Your objective:
Within the records below, how many lines hold the word "Events"? Only the number should be returned.

Entries supplied:
# # # # # # #
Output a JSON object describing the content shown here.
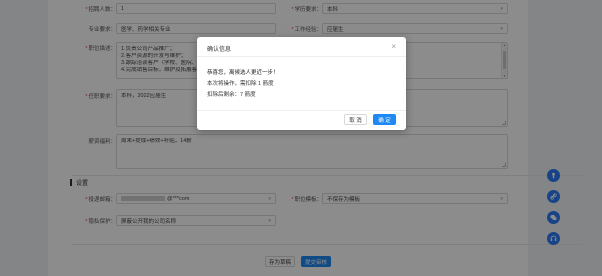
{
  "form": {
    "recruit_count": {
      "label": "招聘人数：",
      "value": "1"
    },
    "education": {
      "label": "学历要求：",
      "value": "本科"
    },
    "major": {
      "label": "专业要求：",
      "value": "医学、药学相关专业"
    },
    "experience": {
      "label": "工作经验：",
      "value": "应届生"
    },
    "duties": {
      "label": "职位描述：",
      "lines": [
        "1.负责公司产品推广；",
        "2.客户资源的开发与维护；",
        "3.跟踪洽谈客户（学校、医院、药...",
        "4.完成销售目标，维护及拓展客户..."
      ]
    },
    "requirements": {
      "label": "任职要求：",
      "value": "本科，2022应届生"
    },
    "benefits": {
      "label": "薪资福利：",
      "value": "周末+提成+绩效+补贴，14薪"
    }
  },
  "settings": {
    "section_title": "设置",
    "resume_email": {
      "label": "投递邮箱：",
      "value": "@***com"
    },
    "job_category": {
      "label": "职位模板：",
      "value": "不保存为模板"
    },
    "privacy": {
      "label": "隐私保护：",
      "value": "屏蔽公开我的公司名称"
    }
  },
  "buttons": {
    "save_draft": "存为草稿",
    "submit": "提交审核"
  },
  "modal": {
    "title": "确认信息",
    "line1": "恭喜您，离候选人更近一步！",
    "line2": "本次将操作，需扣除 1 箭度",
    "line3": "扣除后剩余：7 箭度",
    "cancel": "取 消",
    "confirm": "确 定"
  },
  "fab_icons": [
    "share-icon",
    "link-icon",
    "wechat-icon",
    "headset-icon"
  ],
  "colors": {
    "primary": "#1e89f3",
    "overlay": "rgba(0,0,0,0.45)",
    "required": "#e4393c"
  }
}
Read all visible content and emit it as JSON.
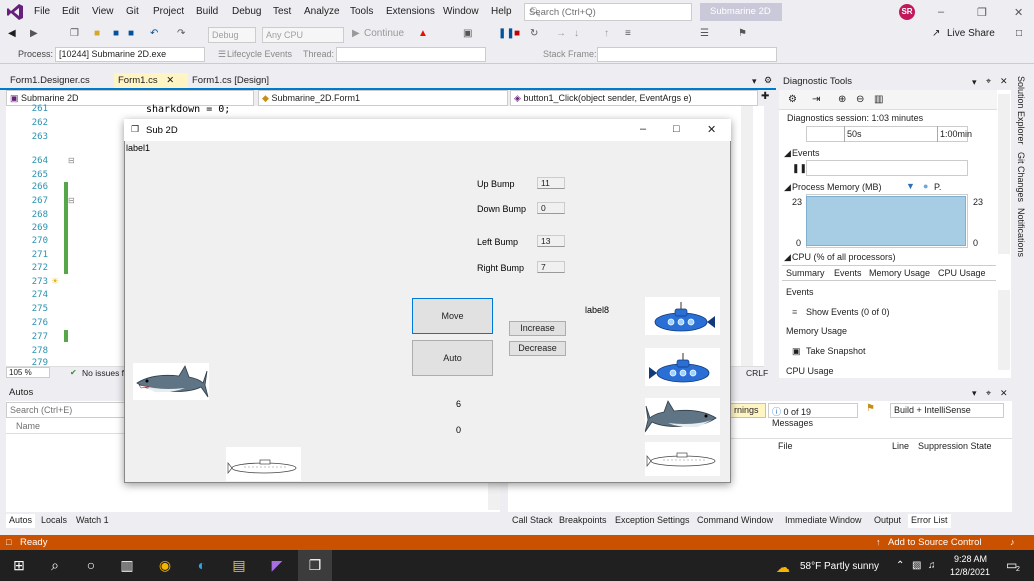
{
  "menu": [
    "File",
    "Edit",
    "View",
    "Git",
    "Project",
    "Build",
    "Debug",
    "Test",
    "Analyze",
    "Tools",
    "Extensions",
    "Window",
    "Help"
  ],
  "search": {
    "placeholder": "Search (Ctrl+Q)"
  },
  "solution_name": "Submarine 2D",
  "user_initials": "SR",
  "toolbar": {
    "config": "Debug",
    "platform": "Any CPU",
    "continue": "Continue",
    "live_share": "Live Share"
  },
  "toolbar2": {
    "process_label": "Process:",
    "process_value": "[10244] Submarine 2D.exe",
    "lifecycle": "Lifecycle Events",
    "thread_label": "Thread:",
    "stack_frame_label": "Stack Frame:"
  },
  "doc_tabs": [
    {
      "label": "Form1.Designer.cs"
    },
    {
      "label": "Form1.cs"
    },
    {
      "label": "Form1.cs [Design]"
    }
  ],
  "nav": {
    "project": "Submarine 2D",
    "class": "Submarine_2D.Form1",
    "member": "button1_Click(object sender, EventArgs e)"
  },
  "editor": {
    "code_line": "sharkdown = 0;",
    "line_numbers": [
      "261",
      "262",
      "263",
      "264",
      "265",
      "266",
      "267",
      "268",
      "269",
      "270",
      "271",
      "272",
      "273",
      "274",
      "275",
      "276",
      "277",
      "278",
      "279"
    ],
    "zoom": "105 %",
    "issues": "No issues f",
    "line_ending": "CRLF"
  },
  "diagnostics": {
    "title": "Diagnostic Tools",
    "session": "Diagnostics session: 1:03 minutes",
    "tick1": "50s",
    "tick2": "1:00min",
    "events_label": "Events",
    "memory_label": "Process Memory (MB)",
    "memory_legend": "P.",
    "mem_max_left": "23",
    "mem_max_right": "23",
    "mem_min_left": "0",
    "mem_min_right": "0",
    "cpu_label": "CPU (% of all processors)",
    "tabs": [
      "Summary",
      "Events",
      "Memory Usage",
      "CPU Usage"
    ],
    "sec_events": "Events",
    "show_events": "Show Events (0 of 0)",
    "sec_memory": "Memory Usage",
    "take_snapshot": "Take Snapshot",
    "sec_cpu": "CPU Usage"
  },
  "side_tabs": [
    "Solution Explorer",
    "Git Changes",
    "Notifications"
  ],
  "autos": {
    "title": "Autos",
    "search": "Search (Ctrl+E)",
    "col_name": "Name"
  },
  "errlist": {
    "warnings": "rnings",
    "messages": "0 of 19 Messages",
    "build_filter": "Build + IntelliSense",
    "col_file": "File",
    "col_line": "Line",
    "col_suppression": "Suppression State"
  },
  "bottom_tabs_left": [
    "Autos",
    "Locals",
    "Watch 1"
  ],
  "bottom_tabs_right": [
    "Call Stack",
    "Breakpoints",
    "Exception Settings",
    "Command Window",
    "Immediate Window",
    "Output",
    "Error List"
  ],
  "status": {
    "ready": "Ready",
    "source_control": "Add to Source Control"
  },
  "taskbar": {
    "weather": "58°F  Partly sunny",
    "time": "9:28 AM",
    "date": "12/8/2021",
    "notifications": "2"
  },
  "form": {
    "title": "Sub 2D",
    "label1": "label1",
    "up_bump_label": "Up Bump",
    "up_bump_value": "11",
    "down_bump_label": "Down Bump",
    "down_bump_value": "0",
    "left_bump_label": "Left Bump",
    "left_bump_value": "13",
    "right_bump_label": "Right Bump",
    "right_bump_value": "7",
    "move_button": "Move",
    "auto_button": "Auto",
    "increase_button": "Increase",
    "decrease_button": "Decrease",
    "label8": "label8",
    "value_a": "6",
    "value_b": "0"
  },
  "colors": {
    "accent": "#007acc",
    "status_bar": "#ca5100",
    "memory_fill": "#a6cde3",
    "avatar": "#c2185b"
  }
}
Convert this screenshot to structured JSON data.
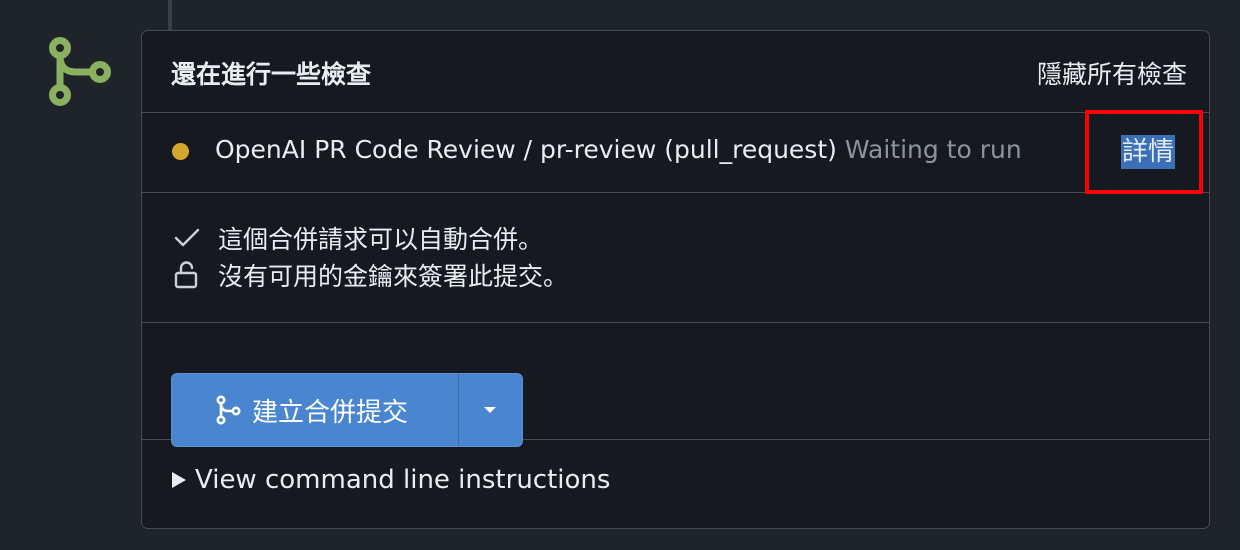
{
  "header": {
    "title": "還在進行一些檢查",
    "hide_all_label": "隱藏所有檢查"
  },
  "check": {
    "status_color": "#d4a72c",
    "name": "OpenAI PR Code Review / pr-review (pull_request)",
    "state": "Waiting to run",
    "details_label": "詳情"
  },
  "merge_status": {
    "auto_merge_text": "這個合併請求可以自動合併。",
    "signing_text": "沒有可用的金鑰來簽署此提交。",
    "check_icon": "check-icon",
    "unlock_icon": "unlock-icon"
  },
  "merge": {
    "button_label": "建立合併提交",
    "button_color": "#4a86cf",
    "icon": "git-merge-icon",
    "dropdown_icon": "caret-down-icon"
  },
  "cli": {
    "label": "View command line instructions",
    "icon": "triangle-right-icon"
  },
  "colors": {
    "badge_green": "#8ab060",
    "background": "#1f232a",
    "panel": "#161a20",
    "border": "#444c56",
    "muted_text": "#8b949e",
    "annotation_red": "#ff0000"
  }
}
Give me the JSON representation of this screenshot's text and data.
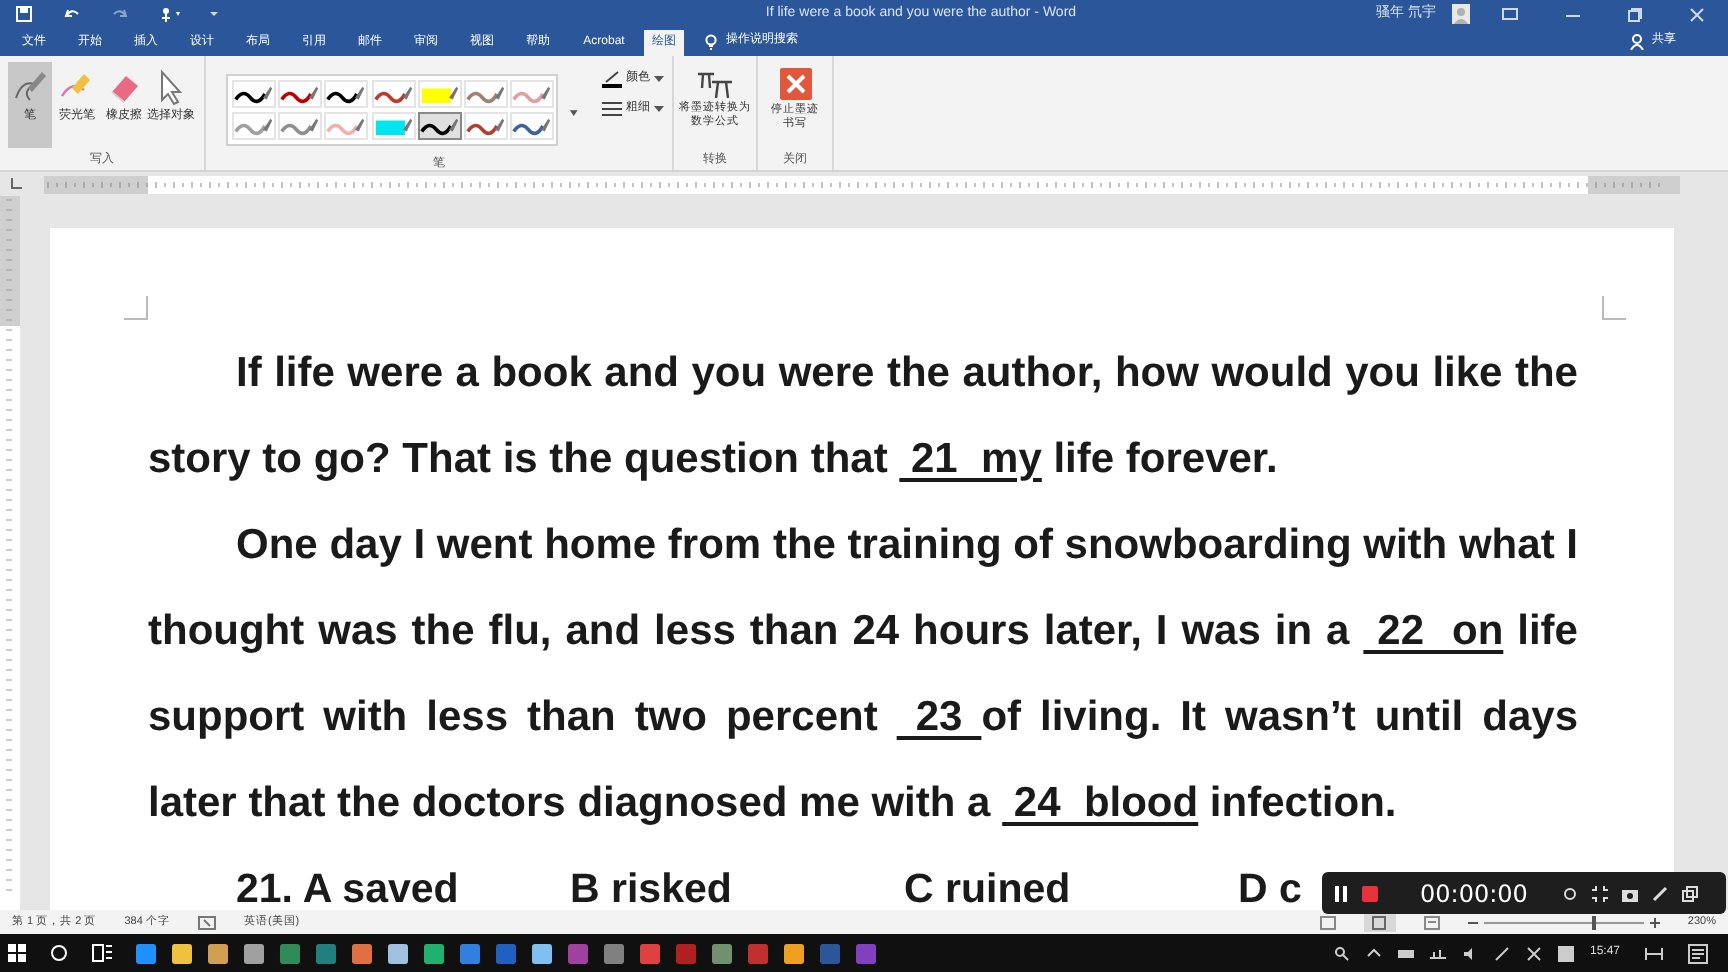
{
  "window": {
    "title": "If life were a book and you were the author - Word",
    "user": "骚年 氘宇"
  },
  "tabs": [
    {
      "label": "文件",
      "selected": false
    },
    {
      "label": "开始",
      "selected": false
    },
    {
      "label": "插入",
      "selected": false
    },
    {
      "label": "设计",
      "selected": false
    },
    {
      "label": "布局",
      "selected": false
    },
    {
      "label": "引用",
      "selected": false
    },
    {
      "label": "邮件",
      "selected": false
    },
    {
      "label": "审阅",
      "selected": false
    },
    {
      "label": "视图",
      "selected": false
    },
    {
      "label": "帮助",
      "selected": false
    },
    {
      "label": "Acrobat",
      "selected": false
    },
    {
      "label": "绘图",
      "selected": true
    }
  ],
  "search": {
    "placeholder": "操作说明搜索"
  },
  "share": "共享",
  "ribbon": {
    "write_tools": [
      {
        "label": "笔",
        "kind": "pen",
        "selected": true
      },
      {
        "label": "荧光笔",
        "kind": "highlighter",
        "selected": false
      },
      {
        "label": "橡皮擦",
        "kind": "eraser",
        "selected": false
      },
      {
        "label": "选择对象",
        "kind": "select",
        "selected": false
      }
    ],
    "write_label": "写入",
    "pens": [
      {
        "kind": "pen",
        "color": "#000000",
        "selected": false
      },
      {
        "kind": "pen",
        "color": "#c00000",
        "selected": false
      },
      {
        "kind": "pen",
        "color": "#000000",
        "selected": false
      },
      {
        "kind": "pen",
        "color": "#c0392b",
        "selected": false
      },
      {
        "kind": "highlighter",
        "color": "#ffff00",
        "selected": false
      },
      {
        "kind": "pen",
        "color": "#a08070",
        "selected": false
      },
      {
        "kind": "pen",
        "color": "#e0a0a0",
        "selected": false
      },
      {
        "kind": "pen",
        "color": "#a0a0a0",
        "selected": false
      },
      {
        "kind": "pen",
        "color": "#909090",
        "selected": false
      },
      {
        "kind": "pen",
        "color": "#f0b0b0",
        "selected": false
      },
      {
        "kind": "highlighter",
        "color": "#00e5ee",
        "selected": false
      },
      {
        "kind": "pen",
        "color": "#000000",
        "selected": true
      },
      {
        "kind": "pen",
        "color": "#b04030",
        "selected": false
      },
      {
        "kind": "pen",
        "color": "#4060a0",
        "selected": false
      }
    ],
    "pen_options": [
      "颜色",
      "粗细"
    ],
    "pens_label": "笔",
    "convert": {
      "button": "将墨迹转换为数学公式",
      "label": "转换"
    },
    "close": {
      "button": "停止墨迹书写",
      "label": "关闭"
    }
  },
  "document": {
    "paragraphs": [
      {
        "segments": [
          {
            "text": "If life were a book and you were the author, how would you like the story to go? That is the question that ",
            "kind": "text"
          },
          {
            "text": " 21  my",
            "kind": "blank"
          },
          {
            "text": " life forever.",
            "kind": "text"
          }
        ]
      },
      {
        "segments": [
          {
            "text": "One day I went home from the training of snowboarding with what I thought was the flu, and less than 24 hours later, I was in a ",
            "kind": "text"
          },
          {
            "text": " 22  on",
            "kind": "blank"
          },
          {
            "text": " life support with less than two percent ",
            "kind": "text"
          },
          {
            "text": " 23 ",
            "kind": "blank"
          },
          {
            "text": "of living. It wasn’t until days later that the doctors diagnosed me with a ",
            "kind": "text"
          },
          {
            "text": " 24  blood",
            "kind": "blank"
          },
          {
            "text": " infection.",
            "kind": "text"
          }
        ]
      }
    ],
    "options": [
      "21. A saved",
      "B risked",
      "C ruined",
      "D c"
    ]
  },
  "status_bar": {
    "page": "第 1 页，共 2 页",
    "words": "384 个字",
    "language": "英语(美国)",
    "zoom": "230%",
    "zoom_slider": {
      "level": 0.68
    }
  },
  "recorder": {
    "time": "00:00:00"
  },
  "taskbar": {
    "time": "15:47"
  }
}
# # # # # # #
Answer for this exercise:
5